> Exercise brief
All of the entries below are to be copied without any alteration.

Website and app data records
== == ==

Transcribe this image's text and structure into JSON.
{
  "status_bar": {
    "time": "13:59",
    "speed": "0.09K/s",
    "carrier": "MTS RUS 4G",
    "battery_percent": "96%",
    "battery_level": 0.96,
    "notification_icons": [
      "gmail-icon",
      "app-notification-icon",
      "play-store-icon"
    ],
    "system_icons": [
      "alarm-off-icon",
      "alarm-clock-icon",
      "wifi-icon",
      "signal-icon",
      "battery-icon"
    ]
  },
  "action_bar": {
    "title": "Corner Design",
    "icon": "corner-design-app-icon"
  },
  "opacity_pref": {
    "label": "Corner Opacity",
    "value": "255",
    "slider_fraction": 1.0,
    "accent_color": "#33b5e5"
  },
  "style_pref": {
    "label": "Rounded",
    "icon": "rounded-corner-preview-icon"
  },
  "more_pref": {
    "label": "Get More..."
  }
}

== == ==

> Solution
Transcribe this image's text and structure into JSON.
{
  "status_bar": {
    "time": "13:59",
    "speed": "0.09K/s",
    "carrier": "MTS RUS 4G",
    "battery_percent": "96%",
    "battery_level": 0.96,
    "notification_icons": [
      "gmail-icon",
      "app-notification-icon",
      "play-store-icon"
    ],
    "system_icons": [
      "alarm-off-icon",
      "alarm-clock-icon",
      "wifi-icon",
      "signal-icon",
      "battery-icon"
    ]
  },
  "action_bar": {
    "title": "Corner Design",
    "icon": "corner-design-app-icon"
  },
  "opacity_pref": {
    "label": "Corner Opacity",
    "value": "255",
    "slider_fraction": 1.0,
    "accent_color": "#33b5e5"
  },
  "style_pref": {
    "label": "Rounded",
    "icon": "rounded-corner-preview-icon"
  },
  "more_pref": {
    "label": "Get More..."
  }
}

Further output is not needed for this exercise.